It should be pointed out that, initially, a tank is located within sleeve 51 as well as supported at free end 27 while a tank such as 23d is supported beneath ramp 62 within the receptacle. Thereafter, and during continued operation of the present apparatus, actuation of ram 59 moves tank such as 23a into sleeve 51 and, by reason of the nose-to-tail engagement between tanks, causes a tank such as 23c to be moved into receptacle 37 to lie beneath ramp 62. Such actuation initially takes place after stop means 36 is released and empty brackets 46d are made to elevate to their position shown in phantom outline in FIG. 4 by reason of the upward buoyancy movement of the tanks within the receptacle. During the process of such movement of tanks into the bottom of receptacle 37, the tank such as 23c is moved sufficiently into the receptacle so as to push tank 23d fully beneath ramp 62. Then, by reason of the pressure head within the receptacle, tank 23c is forced slightly outwardly of the receptacle as shown by the arrows in FIG. 2. Such rearward movement of the tank is stopped as its rearward portion abuts against cam stops 53 which now extend into sleeve 51. Gasket 55 substantially prevents any leakage around 23c, and forwardly sloping rings 83 on each tank likewise act as as seals to prevent leakage between the tank and sleeve 51.

With each revolution of shaft 44, arresting rod element 61 is shifted sufficiently downwardly to permit tank 23d to roll upwardly along the bottom of ramp 62 until it is seated beneath bracket pair 46d as shown in phantom outline in FIG. 4. As in the gravity side of the present apparatus, the arresting means for this buoyancy portion is synchronized with the brackets in such manner that bracket pair 46d will be in the position shown in phantom outline in FIG. 4 at the time rod 64 is lowered to permit tank 23d to roll toward it. The spacing of the bracket pairs on conveyor chains 38 must also be taken into account to insure the proper location of brackets such as 46d at the phantom outline position for the purpose aforedescribed.

As a tank is loaded beneath bracket pair 46, a corresponding tank such as 23e is unloaded therefrom near the top of the conveyor chains, so that a constant and continuous clockwise rotation of the conveyor chains is assured.

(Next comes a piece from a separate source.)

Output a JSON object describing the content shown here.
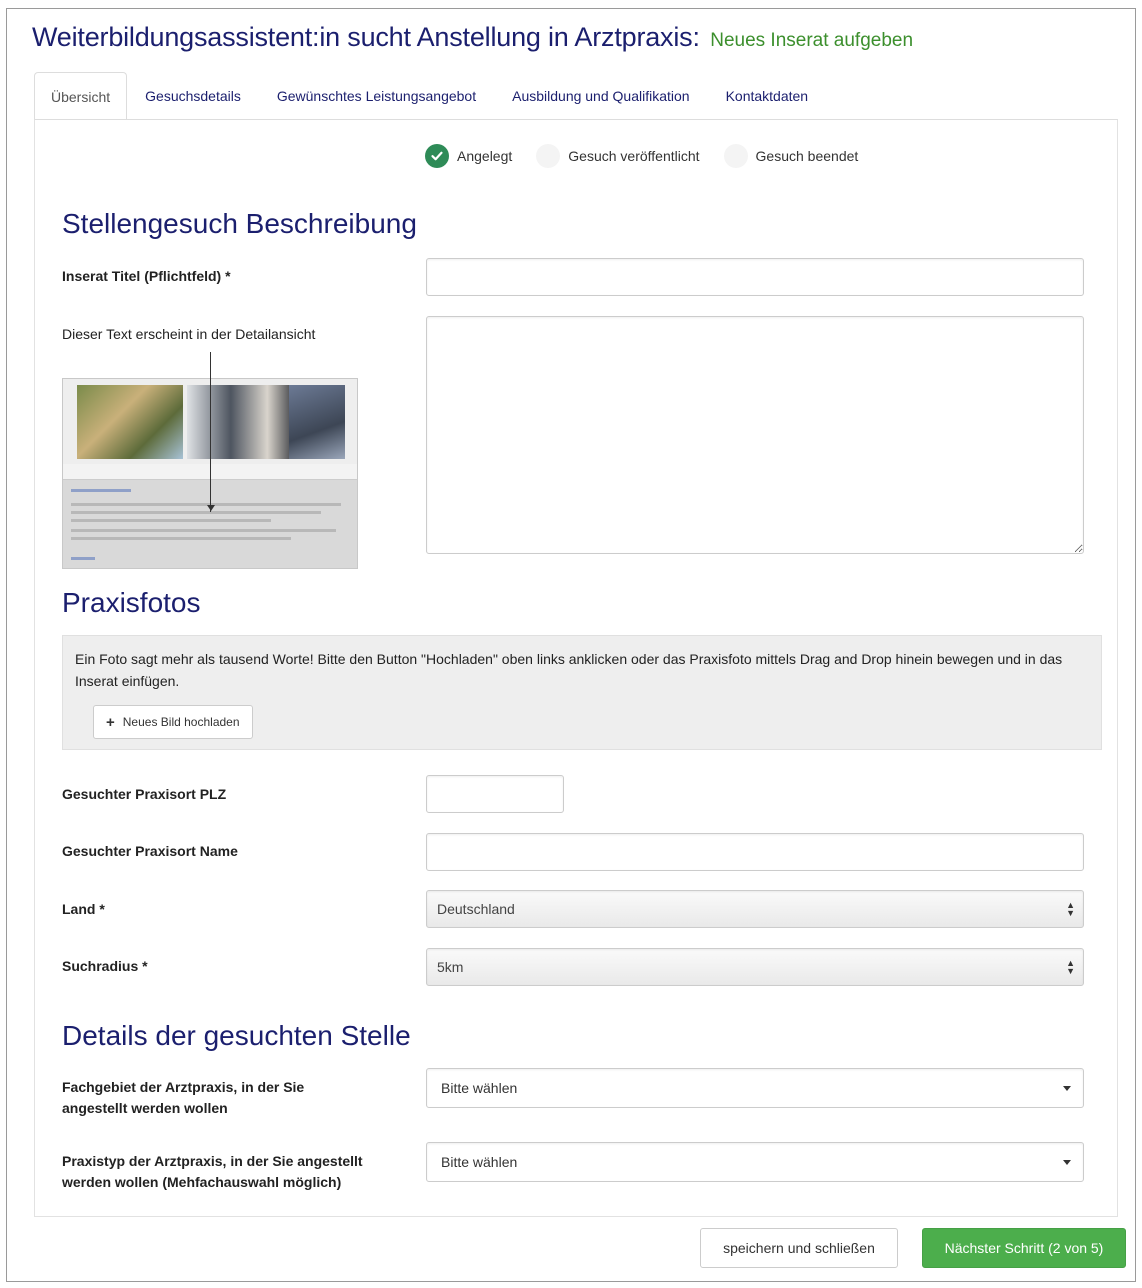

Tanks such as 23e are unloaded from their respective bracket pair as brackets 46 pass upwardly beyond ramp 74 through slots 75 thereof. The tank 23e then bears against the underside of ramp 74 and, by reason of its upward slope, rolls therealong until it is seated beneath curved end 76 thereof. Ram 72 is then actuated to extend its ram head 73 a sufficient distance to move tank 23e away from receptacle 37 and onto shelf 77. As can be seen in FIG. 1, this shelf is horizontally aligned with the top of ramp 28 so that movement of another tank by ram head 73 from beneath curved end 76 and onto the shelf causes the tank already on the shelf to be pushed onto the top portion of ramp 28. Once the tanks reach ramp 28, they are arrested by elements 29 and thereafter released to fall toward a bracket pair 22 and to be loaded thereon so as to continue the cycle of operation in the manner as set forth above.

It should be noted that arresting rod elements 29 and 64 described herein represent one of a spaced pair of such elements to be used for effectively arresting the tanks on and beneath their respective ramps 28 and 62. Also, stop means 24 and 36 are actually one of a pair of that shown so as to respectively engage sprocket wheels 14 and 39.

From the foregoing it can be seen that an apparatus has been devised using both the principles of gravity and buoyancy to effect a power output with no fossil fuel or other combustion needed. The motor apparatus of the invention is clean and efficient yet highly effective in providing a significant power output-to-power input multiple.

Obviously, many modifications and variations of the present invention are made possible in the light of the above teachings. It is therefore to be understood that within the scope of the appended claims the invention may be practiced otherwise than as specifically described.